Garden chairs, a wishing well, picture frames and some large sculptures – these are just some of the objects that Barry has made for other people.
The 53-year-old who lives in Karratha was diagnosed ten years ago with a brain tumour in his frontal lobe. He underwent radiotherapy treatment that damaged the lenses of his eyes. It now means he struggles to focus for long periods of time. He can’t work anymore but spends his time creating and crafting wooden and metal objects to gift to others.
He used to live in Geraldton but moved to Karratha six months ago and now has to have twice-yearly MRI scans.
“I find it satisfying giving back to others. Everyone is so appreciative of the items I make that it just spurs me on to make more.”
Barry was a train driver and working for Rio Tinto in the North-west when he had a seizure. At first he thought he had had an aneurysm, but it was a tumour. He underwent radiotherapy before he found a new job in 2014 with the Water Corporation. He had to give this up when he developed sciatic nerve pain. Barry has to keep his eyes lubricated. It’s hard for him to concentrate and his eyes start to tire and hurt, especially when reading.
“I still have my tumour, and I undergo regular MRI scans. A rare type of food poisoning a few years ago left me in hospital. I had to be resuscitated twice, so I have had my fair share of problems.”
Our Occupational Therapist has been helping Barry with some home modifications so that day-to-day life can be easier. He also receives support with assistive technology with another provider. Barry has a live-in-carer. He enjoys spending time with his three adults sons and their extended family.
“We’ve had quite a few illnesses in the family in recent years. I don’t do self-pity so I have immersed myself in helping others and it has helped to lift my depression.”
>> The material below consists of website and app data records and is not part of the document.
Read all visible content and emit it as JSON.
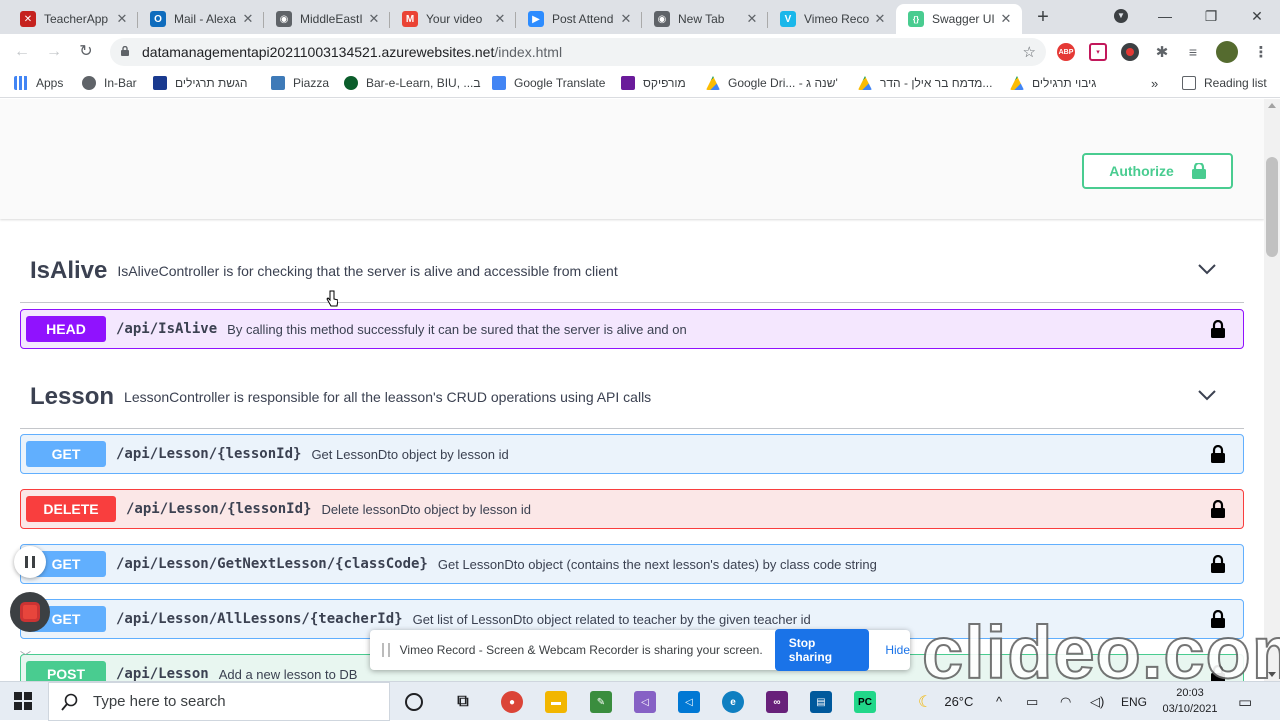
{
  "browser": {
    "tabs": [
      {
        "label": "TeacherApp",
        "color": "#c5221f",
        "glyph": "✕"
      },
      {
        "label": "Mail - Alexa",
        "color": "#0f6cbd",
        "glyph": "O"
      },
      {
        "label": "MiddleEastI",
        "color": "#5f6368",
        "glyph": "◉"
      },
      {
        "label": "Your video",
        "color": "#ea4335",
        "glyph": "M"
      },
      {
        "label": "Post Attend",
        "color": "#2d8cff",
        "glyph": "▶"
      },
      {
        "label": "New Tab",
        "color": "#5f6368",
        "glyph": "◉"
      },
      {
        "label": "Vimeo Reco",
        "color": "#1ab7ea",
        "glyph": "V"
      },
      {
        "label": "Swagger UI",
        "color": "#49cc90",
        "glyph": "{}"
      }
    ],
    "url_host": "datamanagementapi20211003134521.azurewebsites.net",
    "url_path": "/index.html",
    "bookmarks": [
      {
        "label": "Apps",
        "color": "#4285f4"
      },
      {
        "label": "In-Bar",
        "color": "#5f6368"
      },
      {
        "label": "הגשת תרגילים",
        "color": "#1a3a8f"
      },
      {
        "label": "Piazza",
        "color": "#3e7ab8"
      },
      {
        "label": "Bar-e-Learn, BIU, ...ב",
        "color": "#0b5d2b"
      },
      {
        "label": "Google Translate",
        "color": "#4285f4"
      },
      {
        "label": "מורפיקס",
        "color": "#6a1b9a"
      },
      {
        "label": "Google Dri... - שנה ג'",
        "color": "#fbbc04"
      },
      {
        "label": "מדמח בר אילן - הדר...",
        "color": "#fbbc04"
      },
      {
        "label": "גיבוי תרגילים",
        "color": "#fbbc04"
      }
    ],
    "more_bookmarks": "»",
    "reading_list": "Reading list"
  },
  "swagger": {
    "authorize_label": "Authorize",
    "accent": "#49cc90",
    "tags": [
      {
        "name": "IsAlive",
        "description": "IsAliveController is for checking that the server is alive and accessible from client"
      },
      {
        "name": "Lesson",
        "description": "LessonController is responsible for all the leasson's CRUD operations using API calls"
      }
    ],
    "operations": [
      {
        "method": "HEAD",
        "path": "/api/IsAlive",
        "description": "By calling this method successfuly it can be sured that the server is alive and on",
        "badge_color": "#9012fe",
        "bg_color": "#f4e7fe"
      },
      {
        "method": "GET",
        "path": "/api/Lesson/{lessonId}",
        "description": "Get LessonDto object by lesson id",
        "badge_color": "#61affe",
        "bg_color": "#ebf3fb"
      },
      {
        "method": "DELETE",
        "path": "/api/Lesson/{lessonId}",
        "description": "Delete lessonDto object by lesson id",
        "badge_color": "#f93e3e",
        "bg_color": "#fbe7e7"
      },
      {
        "method": "GET",
        "path": "/api/Lesson/GetNextLesson/{classCode}",
        "description": "Get LessonDto object (contains the next lesson's dates) by class code string",
        "badge_color": "#61affe",
        "bg_color": "#ebf3fb"
      },
      {
        "method": "GET",
        "path": "/api/Lesson/AllLessons/{teacherId}",
        "description": "Get list of LessonDto object related to teacher by the given teacher id",
        "badge_color": "#61affe",
        "bg_color": "#ebf3fb"
      },
      {
        "method": "POST",
        "path": "/api/Lesson",
        "description": "Add a new lesson to DB",
        "badge_color": "#49cc90",
        "bg_color": "#e8f6f0"
      }
    ]
  },
  "share_bar": {
    "text": "Vimeo Record - Screen & Webcam Recorder is sharing your screen.",
    "stop_label": "Stop sharing",
    "hide_label": "Hide"
  },
  "watermark": "clideo.com",
  "taskbar": {
    "search_placeholder": "Type here to search",
    "weather": "26°C",
    "language": "ENG",
    "time": "20:03",
    "date": "03/10/2021"
  }
}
Barry’s handywork and craftsmanship
He has become a keen crafts man working on his own and sometimes with his father. Barry trained as a mechanical fitter and his dad is a former chippy.
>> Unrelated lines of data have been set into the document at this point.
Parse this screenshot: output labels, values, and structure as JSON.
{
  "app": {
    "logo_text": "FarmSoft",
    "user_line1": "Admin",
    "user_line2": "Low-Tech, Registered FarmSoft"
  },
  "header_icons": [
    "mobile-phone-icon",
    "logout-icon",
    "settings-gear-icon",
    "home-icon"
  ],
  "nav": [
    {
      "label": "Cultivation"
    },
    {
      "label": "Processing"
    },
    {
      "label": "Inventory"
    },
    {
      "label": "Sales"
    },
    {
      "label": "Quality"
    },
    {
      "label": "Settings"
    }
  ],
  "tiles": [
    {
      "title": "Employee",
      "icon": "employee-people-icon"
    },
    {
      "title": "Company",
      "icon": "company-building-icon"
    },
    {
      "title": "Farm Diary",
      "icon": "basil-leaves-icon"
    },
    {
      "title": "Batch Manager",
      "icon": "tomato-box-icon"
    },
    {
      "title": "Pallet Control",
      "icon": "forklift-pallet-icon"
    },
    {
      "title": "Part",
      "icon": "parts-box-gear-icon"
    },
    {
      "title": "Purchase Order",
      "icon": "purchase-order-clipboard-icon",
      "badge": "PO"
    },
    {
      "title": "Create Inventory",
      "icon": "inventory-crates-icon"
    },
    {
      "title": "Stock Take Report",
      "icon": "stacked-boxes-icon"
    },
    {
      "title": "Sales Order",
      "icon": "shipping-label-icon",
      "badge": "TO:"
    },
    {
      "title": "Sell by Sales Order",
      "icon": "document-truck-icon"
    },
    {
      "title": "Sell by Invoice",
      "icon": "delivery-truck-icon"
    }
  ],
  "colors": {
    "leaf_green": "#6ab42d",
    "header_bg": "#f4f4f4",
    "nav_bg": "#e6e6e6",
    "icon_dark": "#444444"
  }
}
“We’re a good combination as I’m good at screwing and gluing and my dad bolts and welds.”
Every item goes to support not-for-profits and charities.
“Both my parents have instilled in me the importance of looking after people less fortunate. Neither of them grew up with much money. They lived on the coast near Mandurah and in the summer months became respite carers for children living in homes. They’d throw open their doors to the underprivileged.”
Barry has a close friend, Spike, living in a nursing home, who had a stroke that left him without use of one side of his body. It also means Spike can’t speak. Barry crafted a table top for him with photographs of his family members to assist with communication.
“Seeing how much it meant to him to have this personalised table top encouraged me to do other projects. My brain tumour just slows me down a bit, but I’m still capable of helping others.”
Giving back to the community
More recently Barry has made a big sculpture out of Rio Bar and woven steel. Nemu the Emu was sold for $200. The money went back to the MidWest Disaster Relief Fund (link opens in new window). It’s a not-for-profit providing household items for the less privileged in the community of Geraldton.
A pitch and putt golf course and a bean bag game for a care home in Yandinna are also among his creations. He posts pictures of the items he makes on a Facebook site called Bazz’s upcycled creations (link opens in new window). Any money raised from the sale of the items goes back to support charities and not for profits.
We offer a range of therapies at VisAbility which can be accessed through the NDIS. We service the whole of WA, so why not contact us if you’d like further information? Speak to our Customer Enquiry Team for more.